Well, except for Dylan, who is a convicted rapist. Even before he goes after Joy (and is quickly thrown off by the others while they are tussling), Dylan is set up as the one big conflict within the group. It’s a given that he is going to be the one to betray the others, try to kill one of them, or fuck things up in some way. The strange thing is [spoiler], this never happens. After Joy gets her revenge by publicly (and painfully) humiliating him, Dylan falls in line with the group. He even cooperates with Joy during the hectic climax and lets her take the lead. Sure, he probably would have reverted to his scumbag ways after all the conflict died down, but luckily he gets killed at the end so we never have to find out. It’s a win/win, he gets to go out like a hero, and he's dead.
A.J.’s group may have gotten the women out of their dire situation, but it’s the women who lead the call to action. A.J. is a clever guy and a good strategist, but overly cautious. He is perfectly content to keep running from Bobby’s patrols and to wait and see what happens. Carmen and Lee are having none of that bullshit, though. Carmen rallies everyone to take Bobby on directly (she also knows how to make poison blowgun darts). Lee, the scientist, starts cooking up homemade grenades to even out the camp’s numerical advantage. Joy pitches in on the war plan and keeps up the morale. And Bunny… is still pretty much useless, but at least she’s on board.
Incidentally, all the women and the new group call her Rabbit, presumably because it’s less sexist.

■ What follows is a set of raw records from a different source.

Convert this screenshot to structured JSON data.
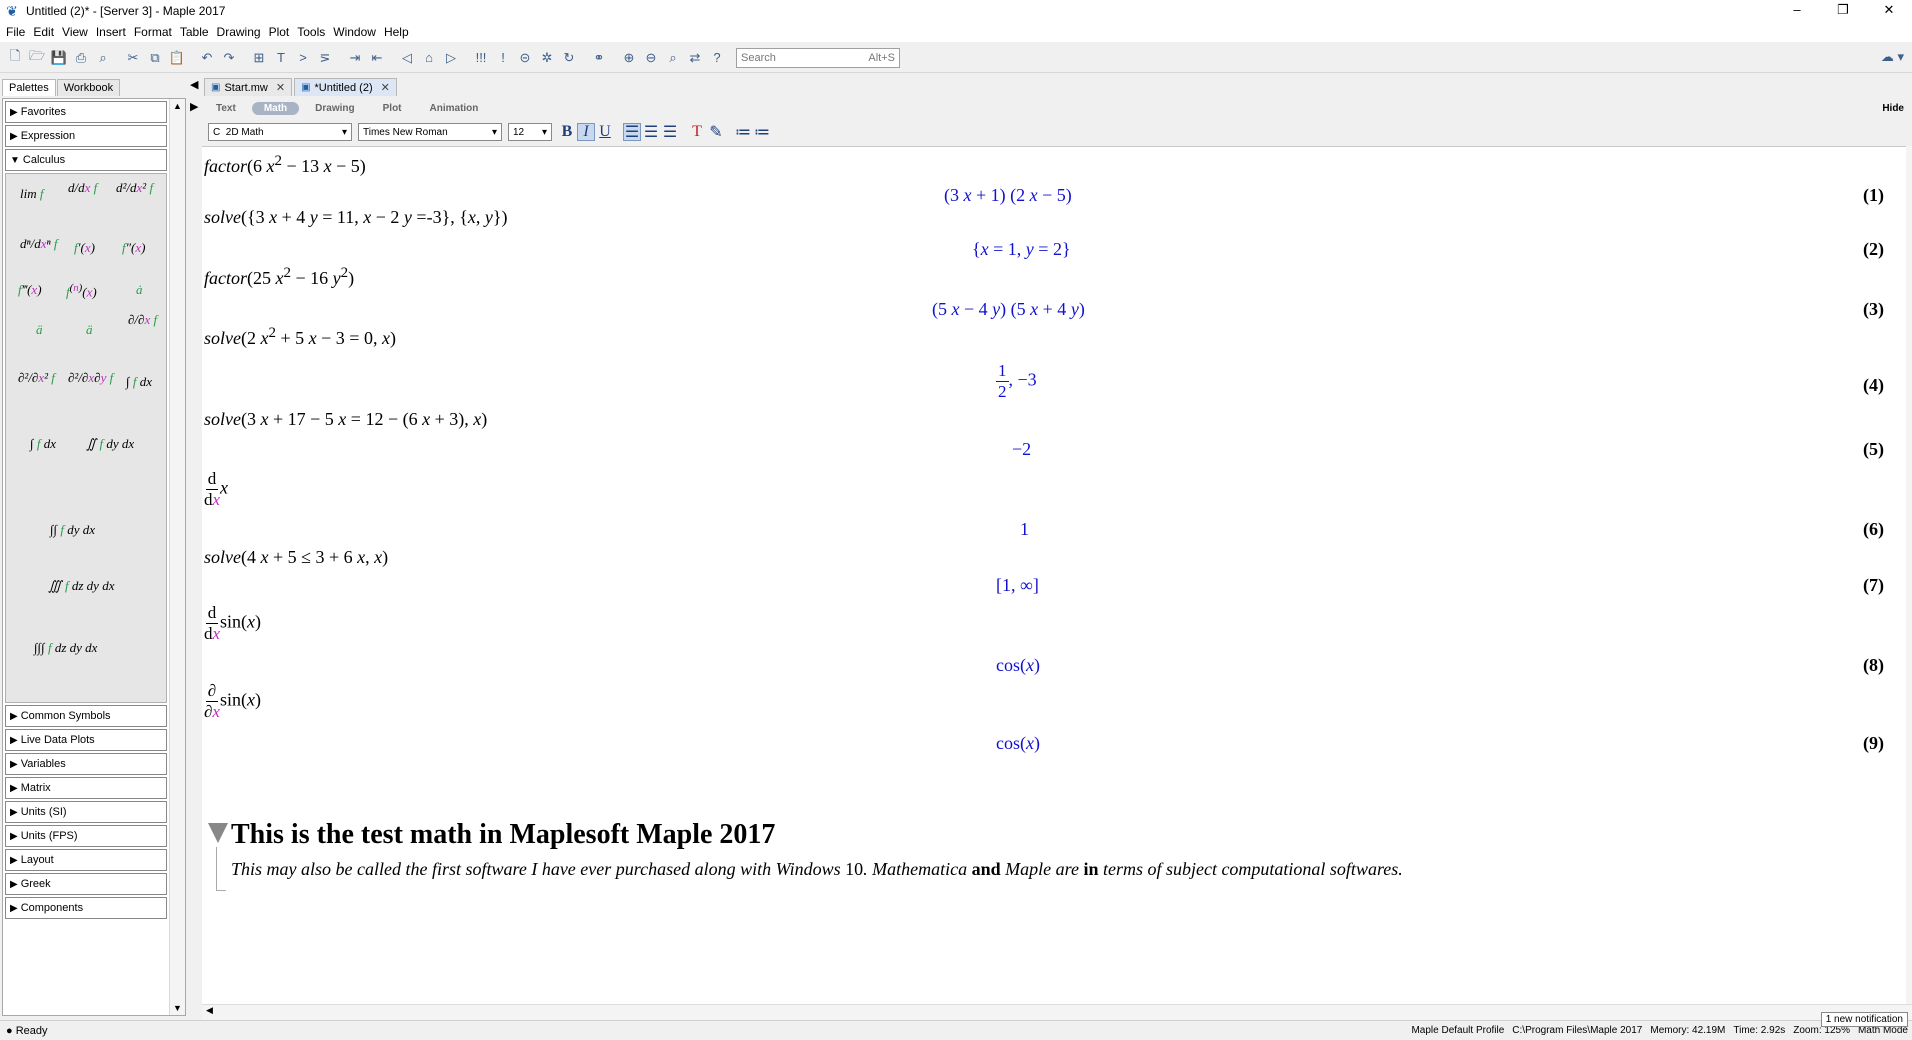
{
  "window": {
    "title": "Untitled (2)* - [Server 3] - Maple 2017",
    "min": "–",
    "restore": "❐",
    "close": "✕"
  },
  "menu": [
    "File",
    "Edit",
    "View",
    "Insert",
    "Format",
    "Table",
    "Drawing",
    "Plot",
    "Tools",
    "Window",
    "Help"
  ],
  "toolbar": {
    "search_placeholder": "Search",
    "search_shortcut": "Alt+S",
    "cloud_icon": "☁ ▾"
  },
  "palettes": {
    "tabs": [
      "Palettes",
      "Workbook"
    ],
    "headers_top": [
      "Favorites",
      "Expression",
      "Calculus"
    ],
    "headers_bottom": [
      "Common Symbols",
      "Live Data Plots",
      "Variables",
      "Matrix",
      "Units (SI)",
      "Units (FPS)",
      "Layout",
      "Greek",
      "Components"
    ]
  },
  "doc_tabs": [
    {
      "label": "Start.mw"
    },
    {
      "label": "*Untitled (2)"
    }
  ],
  "modes": [
    "Text",
    "Math",
    "Drawing",
    "Plot",
    "Animation"
  ],
  "hide_label": "Hide",
  "format": {
    "style": "2D Math",
    "style_prefix": "C",
    "font": "Times New Roman",
    "size": "12"
  },
  "equations": [
    {
      "input_html": "<i>factor</i>(6 <i>x</i><sup>2</sup> − 13 <i>x</i> − 5)",
      "output_html": "(3 <i>x</i> + 1) (2 <i>x</i> − 5)",
      "label": "(1)"
    },
    {
      "input_html": "<i>solve</i>({3 <i>x</i> + 4 <i>y</i> = 11, <i>x</i> − 2 <i>y</i> =-3}, {<i>x</i>, <i>y</i>})",
      "output_html": "{<i>x</i> = 1, <i>y</i> = 2}",
      "label": "(2)"
    },
    {
      "input_html": "<i>factor</i>(25 <i>x</i><sup>2</sup> − 16 <i>y</i><sup>2</sup>)",
      "output_html": "(5 <i>x</i> − 4 <i>y</i>) (5 <i>x</i> + 4 <i>y</i>)",
      "label": "(3)"
    },
    {
      "input_html": "<i>solve</i>(2 <i>x</i><sup>2</sup> + 5 <i>x</i> − 3 = 0, <i>x</i>)",
      "output_html": "<span class='frac'><span class='num'>1</span><span>2</span></span>, −3",
      "label": "(4)"
    },
    {
      "input_html": "<i>solve</i>(3 <i>x</i> + 17 − 5 <i>x</i> = 12 − (6 <i>x</i> + 3), <i>x</i>)",
      "output_html": "−2",
      "label": "(5)"
    },
    {
      "input_html": "<span class='frac'><span class='num'>d</span><span>d<i style='color:#c030c0'>x</i></span></span><i>x</i>",
      "output_html": "1",
      "label": "(6)"
    },
    {
      "input_html": "<i>solve</i>(4 <i>x</i> + 5 ≤ 3 + 6 <i>x</i>, <i>x</i>)",
      "output_html": "[1, ∞]",
      "label": "(7)"
    },
    {
      "input_html": "<span class='frac'><span class='num'>d</span><span>d<i style='color:#c030c0'>x</i></span></span>sin(<i>x</i>)",
      "output_html": "cos(<i>x</i>)",
      "label": "(8)"
    },
    {
      "input_html": "<span class='frac'><span class='num'>∂</span><span>∂<i style='color:#c030c0'>x</i></span></span>sin(<i>x</i>)",
      "output_html": "cos(<i>x</i>)",
      "label": "(9)"
    }
  ],
  "section": {
    "title": "This is the test math in Maplesoft Maple 2017",
    "text_html": "This may also be called the first software I have ever purchased along with Windows <span style='font-style:normal'>10</span>. Mathematica <b>and</b> Maple are <b>in</b> terms of subject computational softwares."
  },
  "status": {
    "ready": "Ready",
    "profile": "Maple Default Profile",
    "path": "C:\\Program Files\\Maple 2017",
    "memory": "Memory: 42.19M",
    "time": "Time: 2.92s",
    "zoom": "Zoom: 125%",
    "mode": "Math Mode",
    "notification": "1 new notification"
  }
}
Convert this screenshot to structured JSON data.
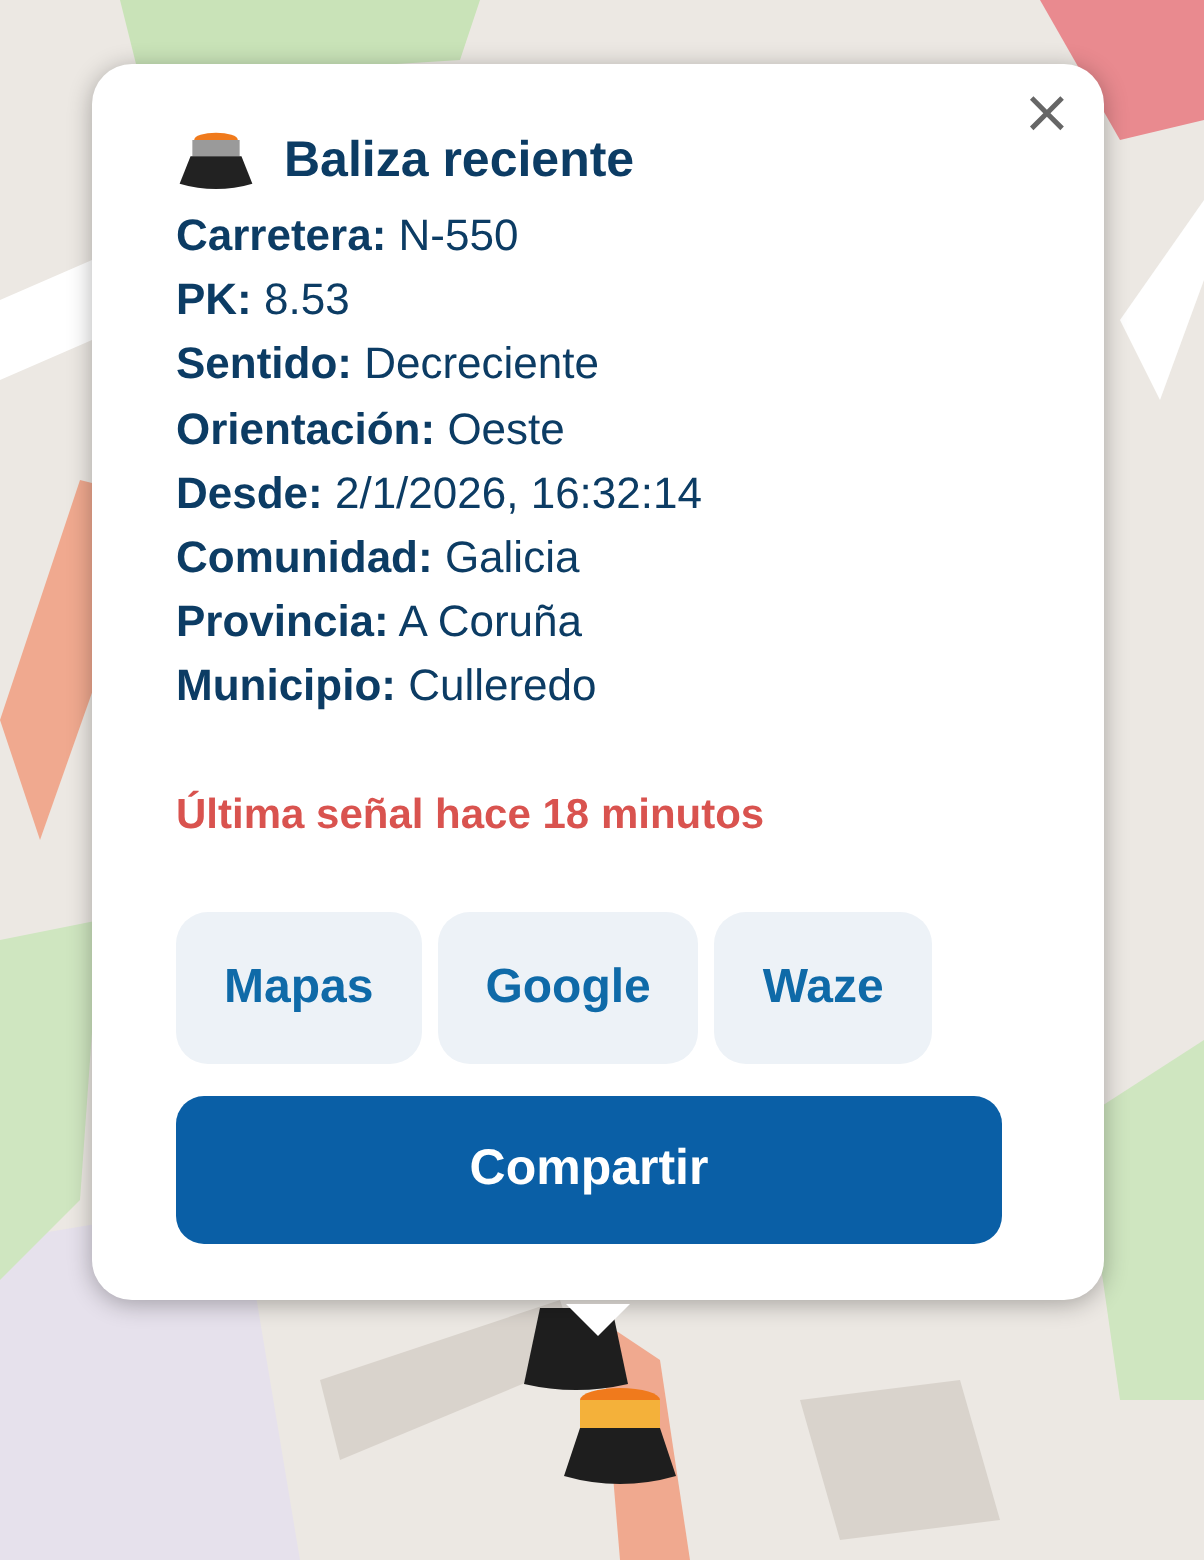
{
  "popup": {
    "close": "×",
    "title": "Baliza reciente",
    "fields": [
      {
        "label": "Carretera:",
        "value": "N-550"
      },
      {
        "label": "PK:",
        "value": "8.53"
      },
      {
        "label": "Sentido:",
        "value": "Decreciente"
      },
      {
        "label": "Orientación:",
        "value": "Oeste"
      },
      {
        "label": "Desde:",
        "value": "2/1/2026, 16:32:14"
      },
      {
        "label": "Comunidad:",
        "value": "Galicia"
      },
      {
        "label": "Provincia:",
        "value": "A Coruña"
      },
      {
        "label": "Municipio:",
        "value": "Culleredo"
      }
    ],
    "alert": "Última señal hace 18 minutos",
    "links": [
      "Mapas",
      "Google",
      "Waze"
    ],
    "share": "Compartir"
  }
}
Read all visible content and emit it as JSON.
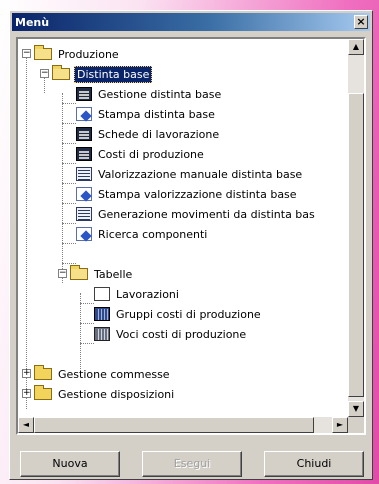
{
  "window": {
    "title": "Menù",
    "close_label": "×"
  },
  "tree": [
    {
      "id": "produzione",
      "label": "Produzione",
      "icon": "folder-open-icon",
      "expander": "−"
    },
    {
      "id": "distinta-base",
      "label": "Distinta base",
      "icon": "folder-open-icon",
      "expander": "−",
      "selected": true
    },
    {
      "id": "gestione-distinta",
      "label": "Gestione distinta base",
      "icon": "form-dark-icon"
    },
    {
      "id": "stampa-distinta",
      "label": "Stampa distinta base",
      "icon": "print-icon"
    },
    {
      "id": "schede-lavorazione",
      "label": "Schede di lavorazione",
      "icon": "form-dark-icon"
    },
    {
      "id": "costi-produzione",
      "label": "Costi di produzione",
      "icon": "form-dark-icon"
    },
    {
      "id": "valorizzazione-manuale",
      "label": "Valorizzazione manuale distinta base",
      "icon": "form-grid-icon"
    },
    {
      "id": "stampa-valorizzazione",
      "label": "Stampa valorizzazione distinta base",
      "icon": "print-icon"
    },
    {
      "id": "generazione-movimenti",
      "label": "Generazione movimenti da distinta bas",
      "icon": "form-grid-icon"
    },
    {
      "id": "ricerca-componenti",
      "label": "Ricerca componenti",
      "icon": "print-icon"
    },
    {
      "id": "tabelle",
      "label": "Tabelle",
      "icon": "folder-open-icon",
      "expander": "−"
    },
    {
      "id": "lavorazioni",
      "label": "Lavorazioni",
      "icon": "blank-doc-icon"
    },
    {
      "id": "gruppi-costi",
      "label": "Gruppi costi di produzione",
      "icon": "table-blue-icon"
    },
    {
      "id": "voci-costi",
      "label": "Voci costi di produzione",
      "icon": "table-grey-icon"
    },
    {
      "id": "gestione-commesse",
      "label": "Gestione commesse",
      "icon": "folder-icon",
      "expander": "+"
    },
    {
      "id": "gestione-disposizioni",
      "label": "Gestione disposizioni",
      "icon": "folder-icon",
      "expander": "+"
    }
  ],
  "scroll": {
    "up": "▲",
    "down": "▼",
    "left": "◄",
    "right": "►"
  },
  "buttons": {
    "new": "Nuova",
    "search": "Esegui",
    "close": "Chiudi"
  }
}
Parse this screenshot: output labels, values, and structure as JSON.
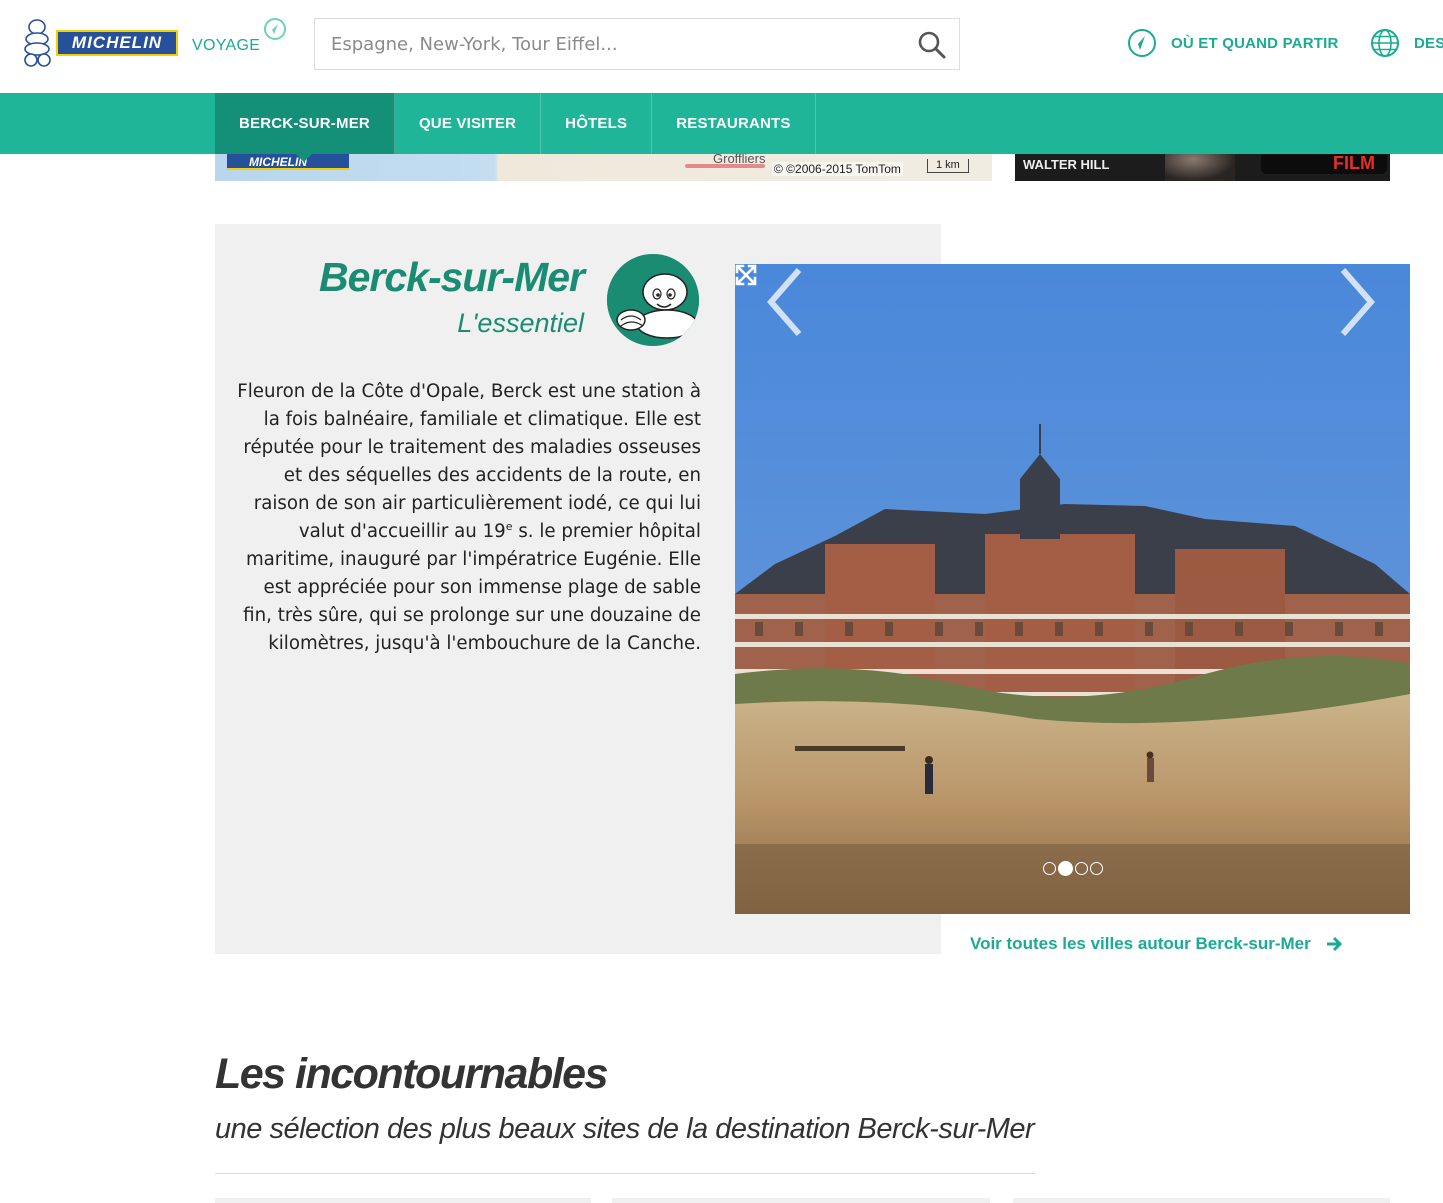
{
  "brand": {
    "logo_text": "MICHELIN",
    "section": "VOYAGE"
  },
  "search": {
    "placeholder": "Espagne, New-York, Tour Eiffel..."
  },
  "top_links": {
    "when": "OÙ ET QUAND PARTIR",
    "dest": "DES"
  },
  "nav": {
    "items": [
      "BERCK-SUR-MER",
      "QUE VISITER",
      "HÔTELS",
      "RESTAURANTS"
    ],
    "active_index": 0
  },
  "map": {
    "logo_text": "MICHELIN",
    "place": "Groffliers",
    "copyright": "© ©2006-2015 TomTom",
    "scale": "1 km"
  },
  "ad": {
    "text": "WALTER HILL",
    "button": "FILM"
  },
  "essentials": {
    "title": "Berck-sur-Mer",
    "subtitle": "L'essentiel",
    "text_before_sup": "Fleuron de la Côte d'Opale, Berck est une station à la fois balnéaire, familiale et climatique. Elle est réputée pour le traitement des maladies osseuses et des séquelles des accidents de la route, en raison de son air particulièrement iodé, ce qui lui valut d'accueillir au 19",
    "sup": "e",
    "text_after_sup": " s. le premier hôpital maritime, inauguré par l'impératrice Eugénie. Elle est appréciée pour son immense plage de sable fin, très sûre, qui se prolonge sur une douzaine de kilomètres, jusqu'à l'embouchure de la Canche."
  },
  "gallery": {
    "slide_count": 4,
    "active_slide": 1
  },
  "see_all": {
    "label": "Voir toutes les villes autour Berck-sur-Mer"
  },
  "must_see": {
    "title": "Les incontournables",
    "subtitle": "une sélection des plus beaux sites de la destination Berck-sur-Mer"
  },
  "colors": {
    "brand_green": "#1fb598",
    "dark_green": "#1a8c72",
    "michelin_blue": "#27509b"
  }
}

I’m not sure if it was by design or just how the script played out, but the movie has a strong egalitarian message. From the beginning, it seems like Carmen is going to be the lead. She’s the feisty, take-no-shit, Pam Grier type, and the most dynamic character. Once she gets incorporated into the new group, things take a more ensemble focus. She is still vital to the story, but so are Lee, and A.J., and Cornell (Ford Clay) and his fly fur-lined jacket. Milford joins the group to provide medical assistance and deliver some dreamy Tom Selleck monologues. Even Rabbit (née Bunny) gets to contribute. It isn’t about one person’s struggle, it’s for everyone’s benefit. Everyone who isn’t a misogynist shitbird, at least.
After the dust settles, the survivors hobble together a harmonious society where everyone works together rather than exploits each other. Even Monk, now blind, has been rehabilitated into a productive member of the camp. So screw you, callous Californians, your little social experiment was successful after all. All it took was the death of 90% of the island’s total population.